Public not privy to a chunk of stock trades

October 9, 2013

Roughly one-fifth of stock-market trades are invisible to the average investor.

And that’s no accident.

For decades, the trading data distributed by U.S. exchanges to the public has not included trades of fewer than 100 shares — known as “odd lots.” These trades were once considered irrelevant because they were typically made by retail investors, bit players who were buying only a few shares at a time.

But a growing body of research suggests that a significant portion of trades now occur in odd-lot sizes, raising critical issues about market fairness and transparency. While the public does not see those trades, the most sophisticated investors can afford to buy access to them, creating a system of haves and have-nots when it comes to key trading data.

On Wednesday, the Securities and Exchange Commission reported that 18 to 24 percent of trades in the nine months ended June 30 were made in odd-lot sizes. That translates to about 4 to 6 percent of trade volume, the agency’s staff said in an analysis on its Web site.

A paper soon to be published in the Journal of Finance found that the missing trades are an acute issue among high-priced stocks, which investors are likely to buy in small amounts. For instance, nearly 53 percent of Google stock trades were not included in the public feed in 2011, according to the study.

“Some people are seeing a lot more than others,” said Maureen O’Hara, lead author of the study and a finance professor at Cornell University. “There’s a subgroup that has been getting this additional information, and the vast majority of the rest of us haven’t.”

These changes in trading patterns “snuck up on us,” said O’Hara, who initially released some of the study’s findings in 2011 with Mao Ye of the University of Illinois and Chen Yao of the University of Warwick in Britain.

Stocks typically have been traded in 100-share units. But to entice more retail investors into the market, the New York Stock Exchange set up a platform in the 1970s that made it easier to trade in smaller units, O’Hara said.

For retail investors, these smaller units remain the preferred trade size, especially for pricey stocks. It’s unlikely, for instance, that a small investor would buy 100 shares of Google at one go. The firm’s stock has been trading at more than $800 a share.

But as automated trading took hold and trading venues proliferated, more sophisticated traders began using odd lots, possibly to hide their trading activity, O’Hara said. In an automated market, it has also become easy and cheap for high-speed traders to slice and dice their large trades into smaller pieces and send them to various trading venues.

Now, even less-pricey stocks are being traded in smaller units.
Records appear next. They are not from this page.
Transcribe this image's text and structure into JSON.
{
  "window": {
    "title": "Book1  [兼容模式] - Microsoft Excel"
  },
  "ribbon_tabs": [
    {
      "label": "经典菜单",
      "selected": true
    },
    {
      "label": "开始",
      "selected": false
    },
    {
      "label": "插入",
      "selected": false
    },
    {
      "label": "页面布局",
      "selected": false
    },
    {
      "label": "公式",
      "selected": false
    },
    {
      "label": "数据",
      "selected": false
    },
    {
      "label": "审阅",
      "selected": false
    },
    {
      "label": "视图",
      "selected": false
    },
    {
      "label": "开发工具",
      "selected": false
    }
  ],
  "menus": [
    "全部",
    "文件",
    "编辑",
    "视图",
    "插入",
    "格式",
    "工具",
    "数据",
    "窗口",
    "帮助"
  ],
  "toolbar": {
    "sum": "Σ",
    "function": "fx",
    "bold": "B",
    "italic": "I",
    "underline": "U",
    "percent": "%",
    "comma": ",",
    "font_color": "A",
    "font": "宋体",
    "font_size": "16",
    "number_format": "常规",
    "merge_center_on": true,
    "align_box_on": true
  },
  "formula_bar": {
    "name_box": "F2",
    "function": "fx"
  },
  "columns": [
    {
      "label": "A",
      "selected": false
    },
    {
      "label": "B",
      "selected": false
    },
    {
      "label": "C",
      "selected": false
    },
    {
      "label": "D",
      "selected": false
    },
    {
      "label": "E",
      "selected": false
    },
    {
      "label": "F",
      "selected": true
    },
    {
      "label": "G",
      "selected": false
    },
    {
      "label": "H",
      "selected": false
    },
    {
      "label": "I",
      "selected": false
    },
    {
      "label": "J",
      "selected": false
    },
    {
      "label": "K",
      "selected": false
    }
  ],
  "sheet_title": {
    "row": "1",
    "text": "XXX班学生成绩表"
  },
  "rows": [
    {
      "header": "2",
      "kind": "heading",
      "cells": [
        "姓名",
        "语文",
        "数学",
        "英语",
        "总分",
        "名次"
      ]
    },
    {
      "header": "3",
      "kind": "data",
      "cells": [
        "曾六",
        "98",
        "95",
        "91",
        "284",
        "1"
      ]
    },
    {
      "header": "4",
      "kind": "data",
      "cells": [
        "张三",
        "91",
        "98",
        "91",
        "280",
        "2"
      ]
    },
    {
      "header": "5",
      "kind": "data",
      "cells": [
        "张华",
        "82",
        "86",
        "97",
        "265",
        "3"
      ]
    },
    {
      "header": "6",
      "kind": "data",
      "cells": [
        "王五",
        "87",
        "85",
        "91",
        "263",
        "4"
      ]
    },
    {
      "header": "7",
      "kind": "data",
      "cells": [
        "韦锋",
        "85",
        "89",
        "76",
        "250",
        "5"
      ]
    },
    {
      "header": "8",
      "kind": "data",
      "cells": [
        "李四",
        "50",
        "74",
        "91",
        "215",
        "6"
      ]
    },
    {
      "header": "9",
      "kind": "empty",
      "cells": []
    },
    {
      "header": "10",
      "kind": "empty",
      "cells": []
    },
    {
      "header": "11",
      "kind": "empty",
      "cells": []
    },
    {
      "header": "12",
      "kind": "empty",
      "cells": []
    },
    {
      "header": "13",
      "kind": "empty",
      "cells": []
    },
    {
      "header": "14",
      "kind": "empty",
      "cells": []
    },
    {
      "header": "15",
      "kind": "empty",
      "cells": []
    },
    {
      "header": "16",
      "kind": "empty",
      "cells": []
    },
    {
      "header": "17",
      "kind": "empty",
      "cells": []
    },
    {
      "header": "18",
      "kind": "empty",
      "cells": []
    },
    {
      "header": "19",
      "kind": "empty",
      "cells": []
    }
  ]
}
In its analysis Wednesday, the SEC said that the odd-lot share of cheaper stocks’ trades jumped from 5 percent in October 2012 to more than 15 percent at the end of June.

All of this matters because trades move prices. The fact that more-savvy traders are using odd lots in larger numbers makes that trade activity far more relevant, market experts said.

Many Wall Street investment banks, firms that specialize in high-speed trading and other sophisticated traders do not rely on the public data feeds. They pay high prices to get feeds directly from the individual exchanges, and the odd lots are included in those feeds.

Everyone else is left with a less-complete picture of trading activity. The SEC said that a “sizeable fraction” of market participants do not subscribe to the pricey direct feeds.

“People who are active investors care, because seeing all the transactions helps them understand what the right price of the security should be,” said Terry Hendershott, an associate professor at the business school of the University of California at Berkeley. “They don’t want to know less than anyone else in the market.”

The exchanges that collectively administer the public feeds have proposed adding the odd-lot transactions to the data they distribute to everyone, saying that doing so would add transparency to the marketplace.

The plan, which requires regulatory approval, was supposed to take effect Oct. 21. But this week, the group announced that the change has been delayed to Dec. 9.

Dina ElBoghdady covers housing policy for The Washington Post.
Comments
Show Comments

Sign up for Today's Headlines

Start every morning with the most important stories.

Most Read Business